→ **Requirement**: Below are some records. Set each one down exactly as it reads.

# # # # #

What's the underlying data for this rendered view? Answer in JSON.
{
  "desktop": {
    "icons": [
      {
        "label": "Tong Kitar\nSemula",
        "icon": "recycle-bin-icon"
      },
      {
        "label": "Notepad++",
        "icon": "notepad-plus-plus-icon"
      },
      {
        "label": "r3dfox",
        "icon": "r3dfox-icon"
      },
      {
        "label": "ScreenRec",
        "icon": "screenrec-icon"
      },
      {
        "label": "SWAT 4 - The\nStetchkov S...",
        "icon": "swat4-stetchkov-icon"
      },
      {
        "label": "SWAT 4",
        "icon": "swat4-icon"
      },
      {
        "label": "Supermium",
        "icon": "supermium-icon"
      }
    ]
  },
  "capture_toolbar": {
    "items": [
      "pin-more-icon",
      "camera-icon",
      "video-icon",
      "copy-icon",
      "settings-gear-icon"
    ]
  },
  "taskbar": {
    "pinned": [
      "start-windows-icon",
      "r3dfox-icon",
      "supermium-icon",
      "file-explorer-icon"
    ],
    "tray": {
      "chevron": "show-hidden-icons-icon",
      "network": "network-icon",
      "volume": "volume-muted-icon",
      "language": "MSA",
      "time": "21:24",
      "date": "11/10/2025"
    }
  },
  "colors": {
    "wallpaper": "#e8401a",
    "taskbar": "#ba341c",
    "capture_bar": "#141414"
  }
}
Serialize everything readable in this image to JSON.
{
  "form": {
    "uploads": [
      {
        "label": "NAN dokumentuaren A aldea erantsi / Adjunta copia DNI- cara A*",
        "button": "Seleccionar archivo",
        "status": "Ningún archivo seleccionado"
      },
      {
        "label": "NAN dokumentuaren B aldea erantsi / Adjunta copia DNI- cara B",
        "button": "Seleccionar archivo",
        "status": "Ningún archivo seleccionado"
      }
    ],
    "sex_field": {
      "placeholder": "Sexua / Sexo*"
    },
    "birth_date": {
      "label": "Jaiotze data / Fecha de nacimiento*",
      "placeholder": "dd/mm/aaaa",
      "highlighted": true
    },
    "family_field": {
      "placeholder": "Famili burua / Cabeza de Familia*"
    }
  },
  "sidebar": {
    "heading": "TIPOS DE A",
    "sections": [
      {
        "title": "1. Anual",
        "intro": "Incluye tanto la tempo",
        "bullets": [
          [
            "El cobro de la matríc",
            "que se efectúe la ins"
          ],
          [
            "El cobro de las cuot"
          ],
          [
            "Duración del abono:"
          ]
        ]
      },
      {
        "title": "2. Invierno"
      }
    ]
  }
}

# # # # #

→ **Reply to the exercise**:
What's the underlying data for this rendered view? Answer in JSON.
{
  "desktop": {
    "icons": [
      {
        "label": "Tong Kitar\nSemula",
        "icon": "recycle-bin-icon"
      },
      {
        "label": "Notepad++",
        "icon": "notepad-plus-plus-icon"
      },
      {
        "label": "r3dfox",
        "icon": "r3dfox-icon"
      },
      {
        "label": "ScreenRec",
        "icon": "screenrec-icon"
      },
      {
        "label": "SWAT 4 - The\nStetchkov S...",
        "icon": "swat4-stetchkov-icon"
      },
      {
        "label": "SWAT 4",
        "icon": "swat4-icon"
      },
      {
        "label": "Supermium",
        "icon": "supermium-icon"
      }
    ]
  },
  "capture_toolbar": {
    "items": [
      "pin-more-icon",
      "camera-icon",
      "video-icon",
      "copy-icon",
      "settings-gear-icon"
    ]
  },
  "taskbar": {
    "pinned": [
      "start-windows-icon",
      "r3dfox-icon",
      "supermium-icon",
      "file-explorer-icon"
    ],
    "tray": {
      "chevron": "show-hidden-icons-icon",
      "network": "network-icon",
      "volume": "volume-muted-icon",
      "language": "MSA",
      "time": "21:24",
      "date": "11/10/2025"
    }
  },
  "colors": {
    "wallpaper": "#e8401a",
    "taskbar": "#ba341c",
    "capture_bar": "#141414"
  }
}
Serialize everything readable in this image to JSON.
{
  "form": {
    "uploads": [
      {
        "label": "NAN dokumentuaren A aldea erantsi / Adjunta copia DNI- cara A*",
        "button": "Seleccionar archivo",
        "status": "Ningún archivo seleccionado"
      },
      {
        "label": "NAN dokumentuaren B aldea erantsi / Adjunta copia DNI- cara B",
        "button": "Seleccionar archivo",
        "status": "Ningún archivo seleccionado"
      }
    ],
    "sex_field": {
      "placeholder": "Sexua / Sexo*"
    },
    "birth_date": {
      "label": "Jaiotze data / Fecha de nacimiento*",
      "placeholder": "dd/mm/aaaa",
      "highlighted": true
    },
    "family_field": {
      "placeholder": "Famili burua / Cabeza de Familia*"
    }
  },
  "sidebar": {
    "heading": "TIPOS DE A",
    "sections": [
      {
        "title": "1. Anual",
        "intro": "Incluye tanto la tempo",
        "bullets": [
          [
            "El cobro de la matríc",
            "que se efectúe la ins"
          ],
          [
            "El cobro de las cuot"
          ],
          [
            "Duración del abono:"
          ]
        ]
      },
      {
        "title": "2. Invierno"
      }
    ]
  }
}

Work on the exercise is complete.